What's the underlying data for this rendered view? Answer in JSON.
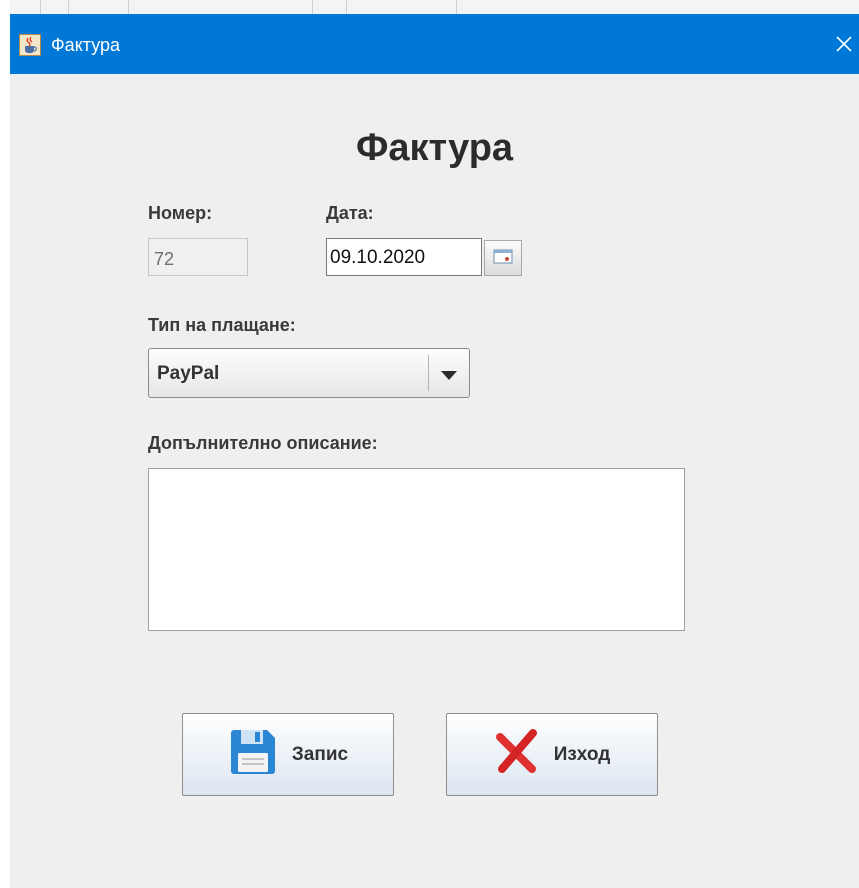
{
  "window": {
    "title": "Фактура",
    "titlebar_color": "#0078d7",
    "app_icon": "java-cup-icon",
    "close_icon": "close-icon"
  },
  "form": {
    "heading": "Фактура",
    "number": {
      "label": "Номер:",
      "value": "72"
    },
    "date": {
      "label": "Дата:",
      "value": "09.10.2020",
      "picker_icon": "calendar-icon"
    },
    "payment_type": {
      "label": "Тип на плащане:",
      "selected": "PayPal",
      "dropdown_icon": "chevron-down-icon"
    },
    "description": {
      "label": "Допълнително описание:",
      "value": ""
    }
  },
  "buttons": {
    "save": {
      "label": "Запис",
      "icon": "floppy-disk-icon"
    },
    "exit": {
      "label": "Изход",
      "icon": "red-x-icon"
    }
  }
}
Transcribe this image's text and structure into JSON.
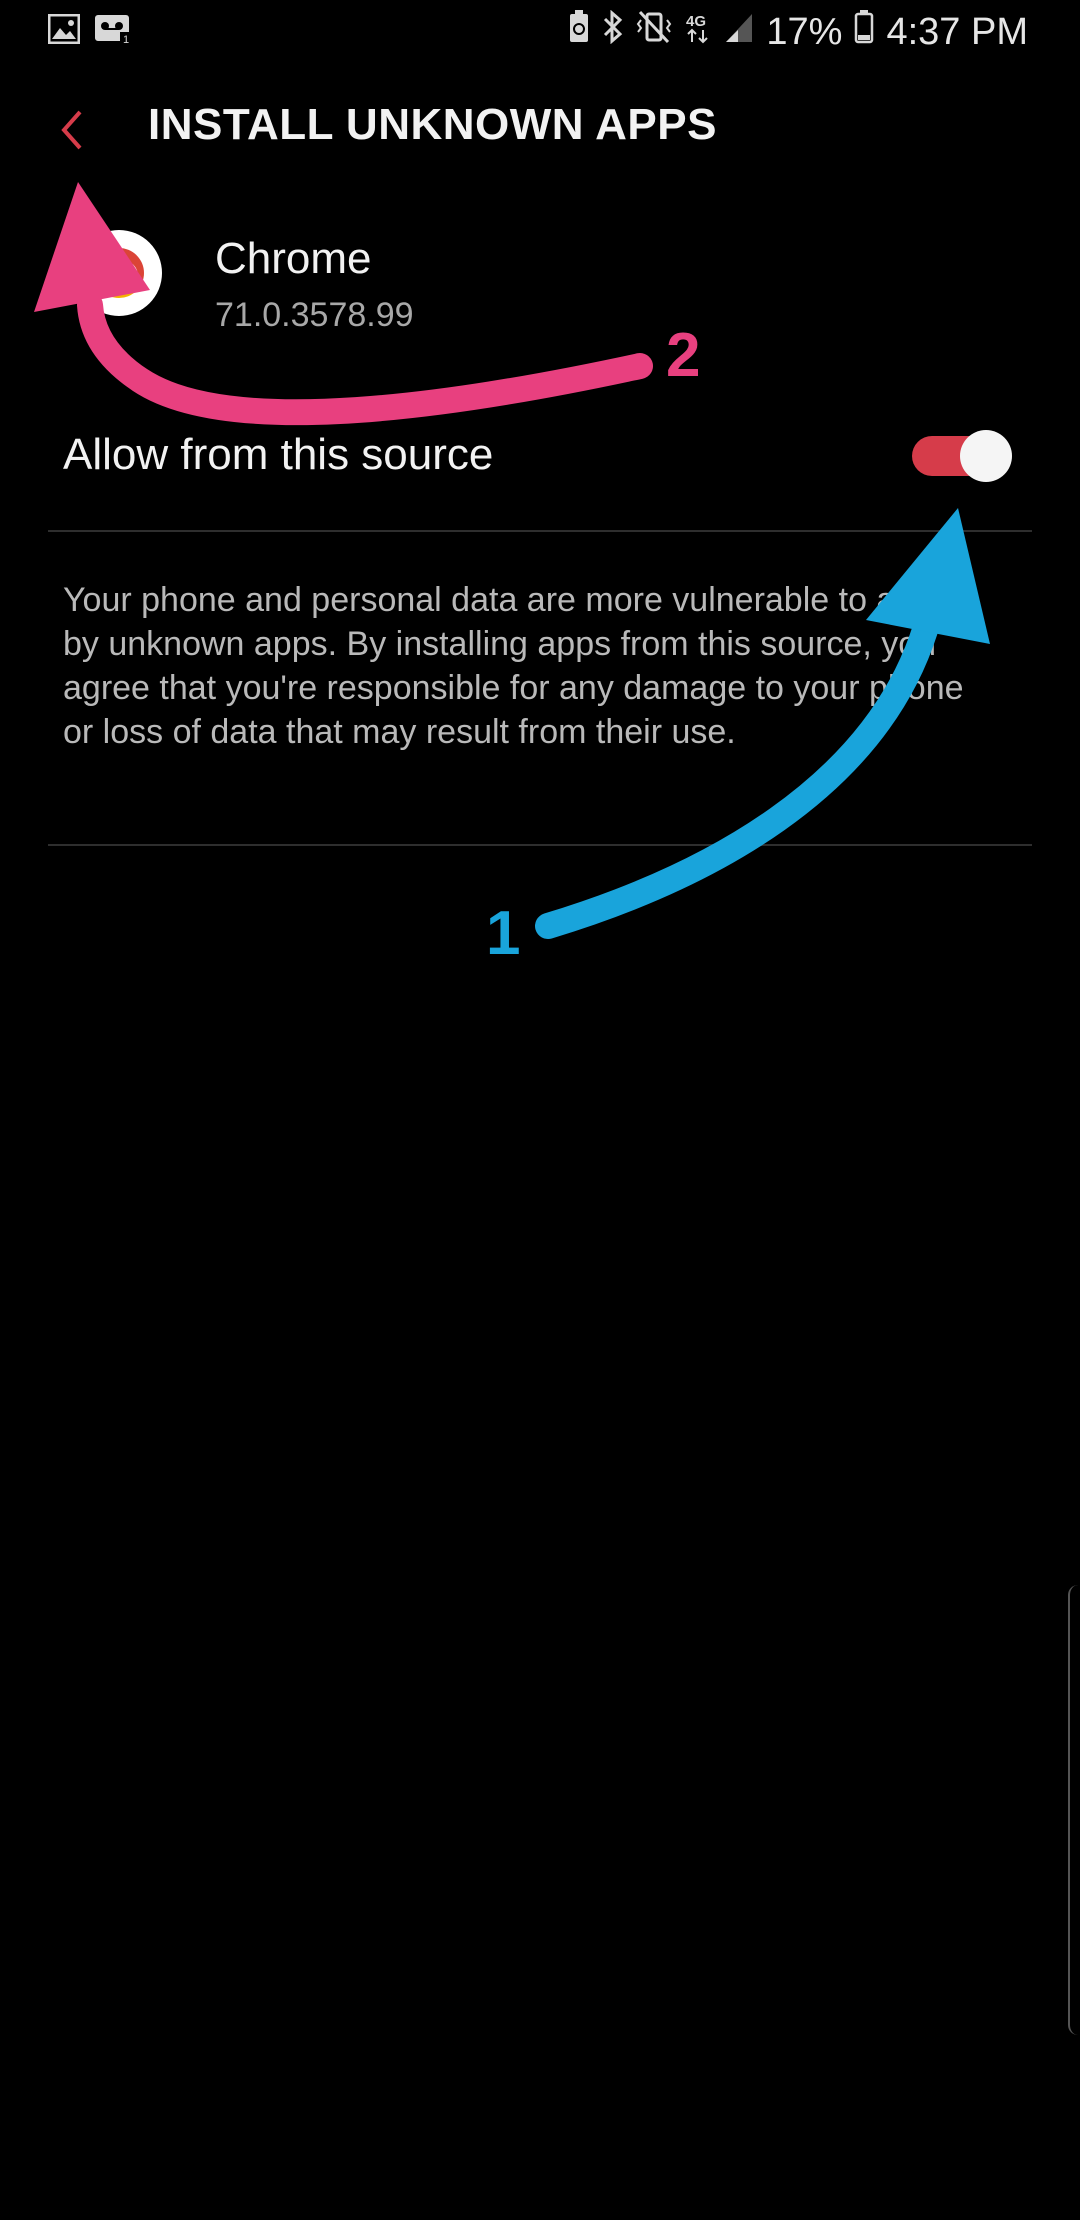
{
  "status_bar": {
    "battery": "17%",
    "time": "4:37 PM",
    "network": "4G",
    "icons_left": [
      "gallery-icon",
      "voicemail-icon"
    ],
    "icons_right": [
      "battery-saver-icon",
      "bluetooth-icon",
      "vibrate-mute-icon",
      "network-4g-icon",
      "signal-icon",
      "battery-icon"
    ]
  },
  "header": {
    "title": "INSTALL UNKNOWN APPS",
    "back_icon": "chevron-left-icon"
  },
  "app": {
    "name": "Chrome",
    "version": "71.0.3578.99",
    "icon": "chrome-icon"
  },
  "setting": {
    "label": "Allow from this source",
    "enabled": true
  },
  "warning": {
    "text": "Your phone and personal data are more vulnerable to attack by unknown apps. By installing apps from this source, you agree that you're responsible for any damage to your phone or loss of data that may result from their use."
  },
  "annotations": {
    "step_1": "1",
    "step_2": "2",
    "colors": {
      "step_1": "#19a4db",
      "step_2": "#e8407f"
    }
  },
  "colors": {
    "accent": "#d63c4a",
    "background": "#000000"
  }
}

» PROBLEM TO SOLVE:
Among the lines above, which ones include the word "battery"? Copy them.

» EXERCISE RESPONSE:
    "battery": "17%",
      "battery-saver-icon",
      "battery-icon"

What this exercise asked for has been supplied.